“I apologize to the people of Arizona for any of my actions or mistakes which may have sparked embarrassing publicity for our state,” Mecham wrote. “I have been well-intentioned, but I now know that I may have been the cause of legitimate concerns.”
Among those mistakes was the governor’s rescinding of a paid state holiday honoring Martin Luther King, Jr., Mecham wrote. He said, in retrospect, he would have “immediately” declared a legal Sunday holiday.
Mecham spokesman Ken Smith told the Republic the letter was drafted originally by GOP National Committeeman Jack Londen in December. Smith said he rewrote portions of it and had the governor sign it.
Ellison said Mecham and his brother were processed at the Phoenix offices of Mecham’s attorney, Murray Miller, between 3:30 p.m. and 4 p.m.
Asked whether it was unusual for processing to take place outside the sheriff’s office, Ellison said, “It’s unusual, but it’s not unheard of. It depends on the circumstances.
“Security is a factor … if a person is incapacitated, those kinds of things,” Ellison said. “We did work closely with the governor’s security force. There were no demands one way or the other.”
Before the court date, the person must be processed to “put him into the system,” Ellison said.

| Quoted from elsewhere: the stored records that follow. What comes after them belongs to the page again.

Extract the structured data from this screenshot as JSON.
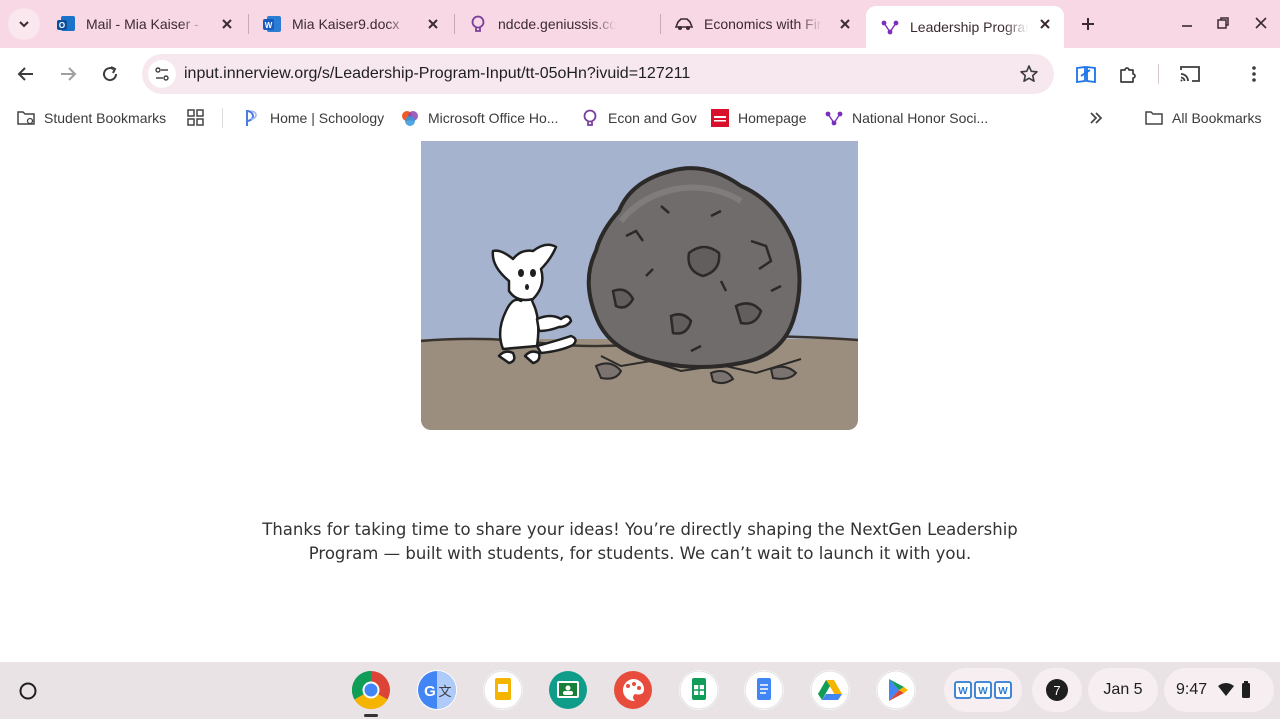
{
  "tabs": [
    {
      "title": "Mail - Mia Kaiser - Outlook",
      "icon": "outlook-icon"
    },
    {
      "title": "Mia Kaiser9.docx",
      "icon": "word-icon"
    },
    {
      "title": "ndcde.geniussis.com",
      "icon": "lightbulb-icon"
    },
    {
      "title": "Economics with Financial Literacy",
      "icon": "car-icon"
    },
    {
      "title": "Leadership Program Input",
      "icon": "innerview-icon",
      "active": true
    }
  ],
  "toolbar": {
    "url": "input.innerview.org/s/Leadership-Program-Input/tt-05oHn?ivuid=127211"
  },
  "bookmarks": [
    {
      "label": "Student Bookmarks",
      "icon": "folder-managed-icon"
    },
    {
      "label": "",
      "icon": "apps-grid-icon"
    },
    {
      "label": "Home | Schoology",
      "icon": "schoology-icon"
    },
    {
      "label": "Microsoft Office Ho...",
      "icon": "microsoft-office-icon"
    },
    {
      "label": "Econ and Gov",
      "icon": "lightbulb-icon"
    },
    {
      "label": "Homepage",
      "icon": "homepage-icon"
    },
    {
      "label": "National Honor Soci...",
      "icon": "innerview-icon"
    },
    {
      "label": "All Bookmarks",
      "icon": "folder-icon"
    }
  ],
  "content": {
    "message_line1": "Thanks for taking  time to share your ideas! You’re directly shaping the NextGen Leadership",
    "message_line2": "Program — built with students, for students. We can’t wait to launch it with you."
  },
  "shelf": {
    "apps": [
      "Chrome",
      "Google Translate",
      "Google Slides",
      "Google Classroom",
      "Canvas",
      "Google Sheets",
      "Google Docs",
      "Google Drive",
      "Play Store"
    ],
    "notification_count": "7",
    "date": "Jan 5",
    "time": "9:47"
  },
  "colors": {
    "tabstrip": "#f8d8e4",
    "omnibox": "#f6e8ee",
    "sky": "#a6b3cf",
    "ground": "#9b8e7f",
    "shelf": "#e9e3e6"
  }
}
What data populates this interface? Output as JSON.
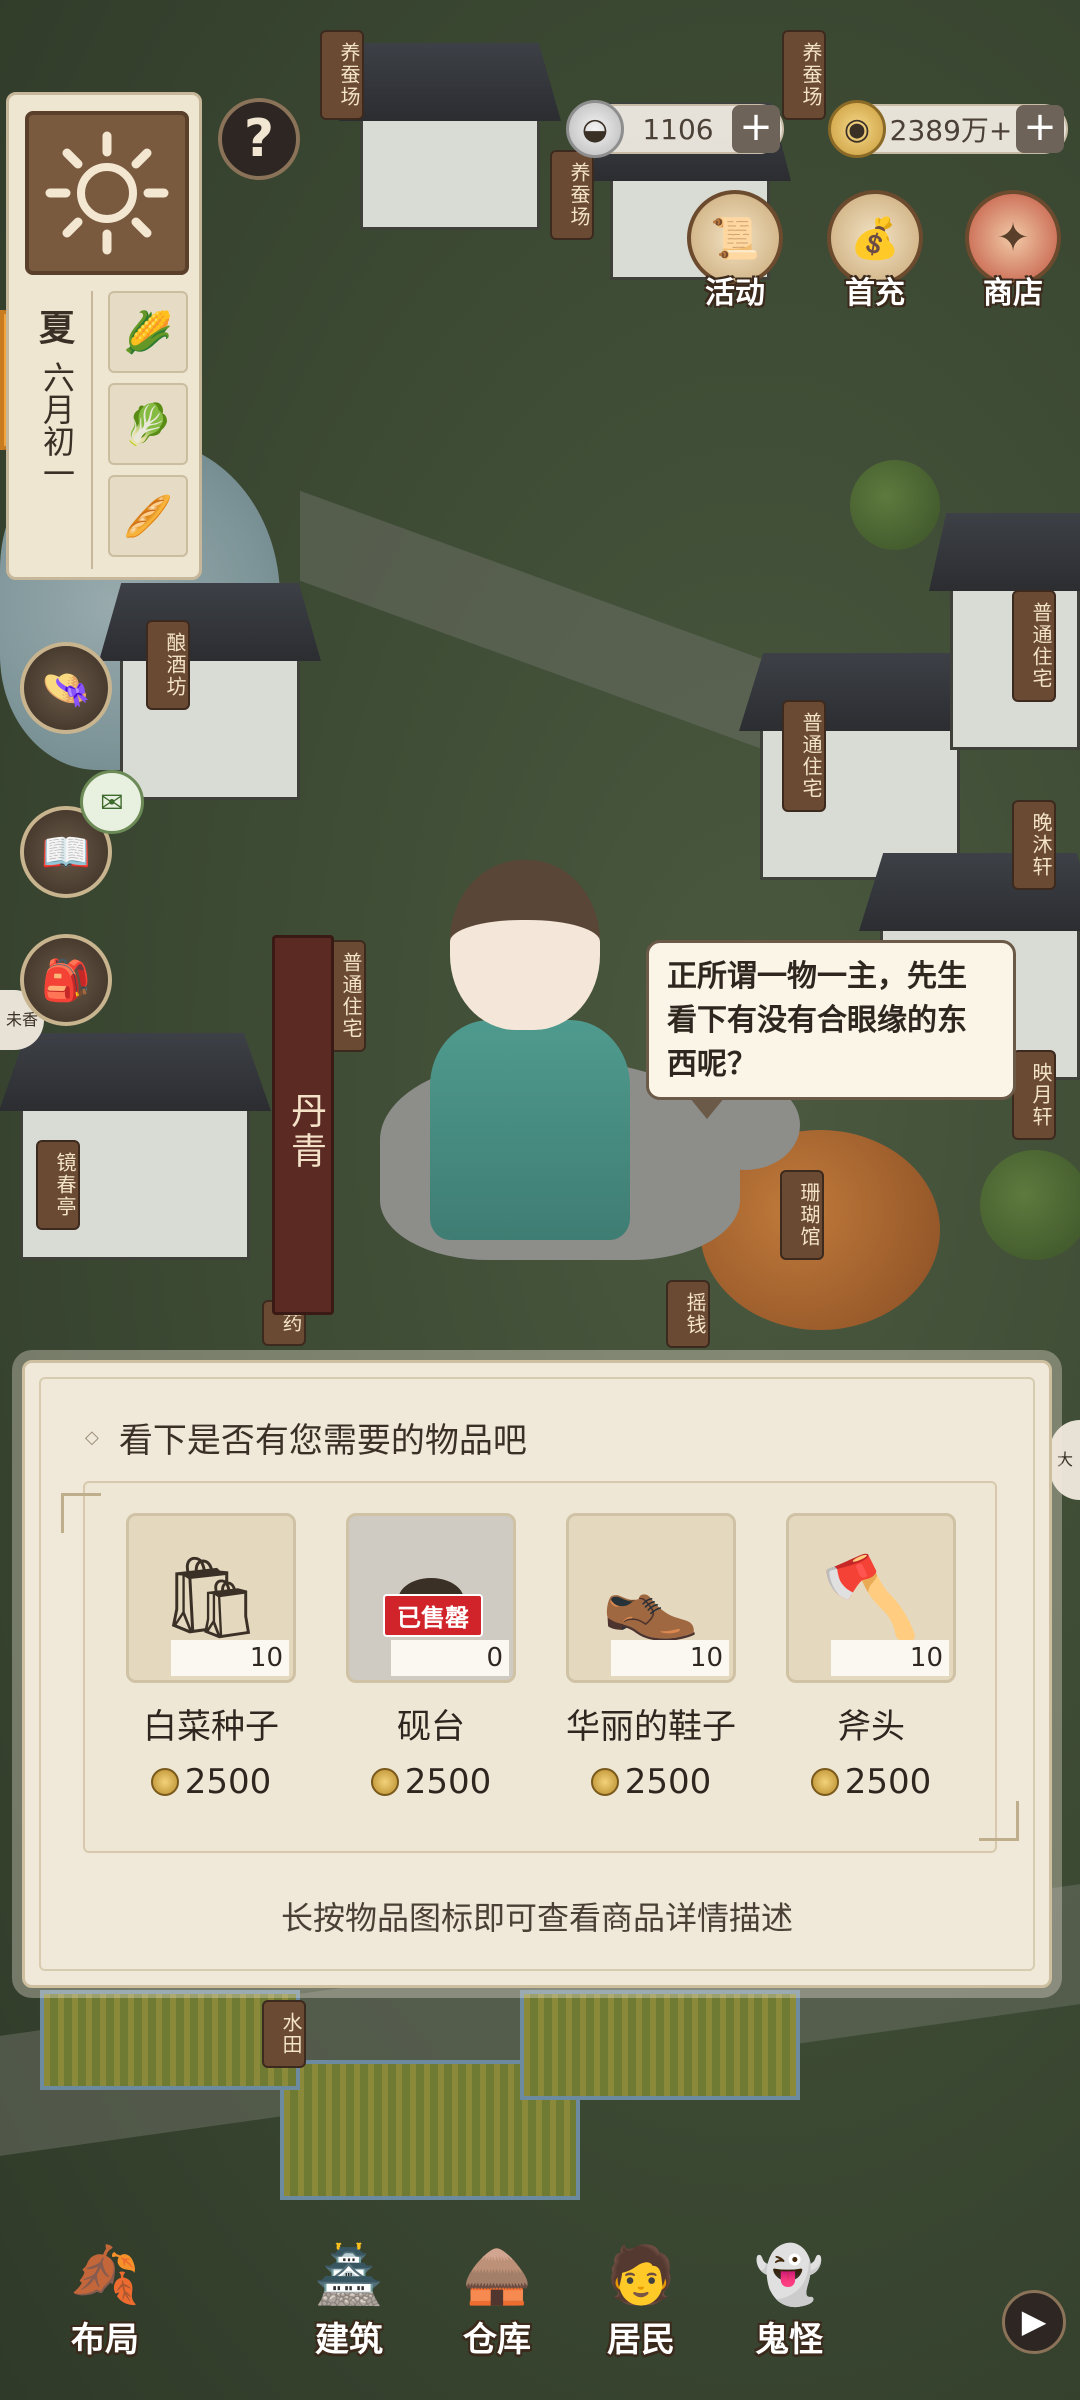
{
  "hud": {
    "season": "夏",
    "month": "六月初一",
    "silver": "1106",
    "gold": "2389万+",
    "plus": "+",
    "help": "?",
    "buttons": {
      "activity": "活动",
      "first_recharge": "首充",
      "shop": "商店"
    },
    "crop_icons": [
      "corn-icon",
      "scallion-icon",
      "bread-icon"
    ]
  },
  "buildings": {
    "silkworm_1": "养蚕场",
    "silkworm_2": "养蚕场",
    "silkworm_3": "养蚕场",
    "brewery": "酿酒坊",
    "house_1": "普通住宅",
    "house_2": "普通住宅",
    "house_3": "普通住宅",
    "wanmu": "晚沐轩",
    "yingyue": "映月轩",
    "jingchun": "镜春亭",
    "shanhu": "珊瑚馆",
    "yaoqian": "摇钱",
    "yao": "药",
    "paddy": "水田",
    "side_tag": "未香",
    "big_tag": "大"
  },
  "npc": {
    "name": "丹青",
    "speech": "正所谓一物一主，先生看下有没有合眼缘的东西呢？"
  },
  "shop": {
    "title": "看下是否有您需要的物品吧",
    "hint": "长按物品图标即可查看商品详情描述",
    "sold_label": "已售罄",
    "items": [
      {
        "name": "白菜种子",
        "count": "10",
        "price": "2500",
        "icon": "seed-bag-icon"
      },
      {
        "name": "砚台",
        "count": "0",
        "price": "2500",
        "icon": "inkstone-icon"
      },
      {
        "name": "华丽的鞋子",
        "count": "10",
        "price": "2500",
        "icon": "shoes-icon"
      },
      {
        "name": "斧头",
        "count": "10",
        "price": "2500",
        "icon": "axe-icon"
      }
    ]
  },
  "nav": {
    "layout": "布局",
    "build": "建筑",
    "storage": "仓库",
    "residents": "居民",
    "ghosts": "鬼怪",
    "more": "▶"
  },
  "colors": {
    "panel_bg": "#f0e9da",
    "accent_brown": "#6b4a34",
    "sold_red": "#d1242a",
    "orange_tab": "#f1a53c"
  }
}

Jack Londen had drafted the apology some weeks before following a meeting between Mecham and senior Republicans. I took Londen’s draft to Mecham and, after a long debate with him, convinced him to at least meet with Londen to discuss a letter of apology.
Londen had several meetings with Mecham during the day and ultimately convinced him that some sort of letter was necessary. I took Londen’s draft and wrote the letter of apology. Mecham fussed with it for hours, making change after change, then finally agreed to sign it as written.
Londen and I were very pleased with the play the letter got the next morning, despite being positioned next to the article on his booking. By that night, however, Michael Murphy from the Phoenix Gazette phoned Mecham at home and Mecham denied that he had apologized.
As for the booking, I greatly appreciated the Phoenix Police Department for its concern about media hype. The fingerprinting of Evan and Willard at Miller’s office was worked out by the Phoenix police at my request to avoid another round of sensational news.
– Ken Smith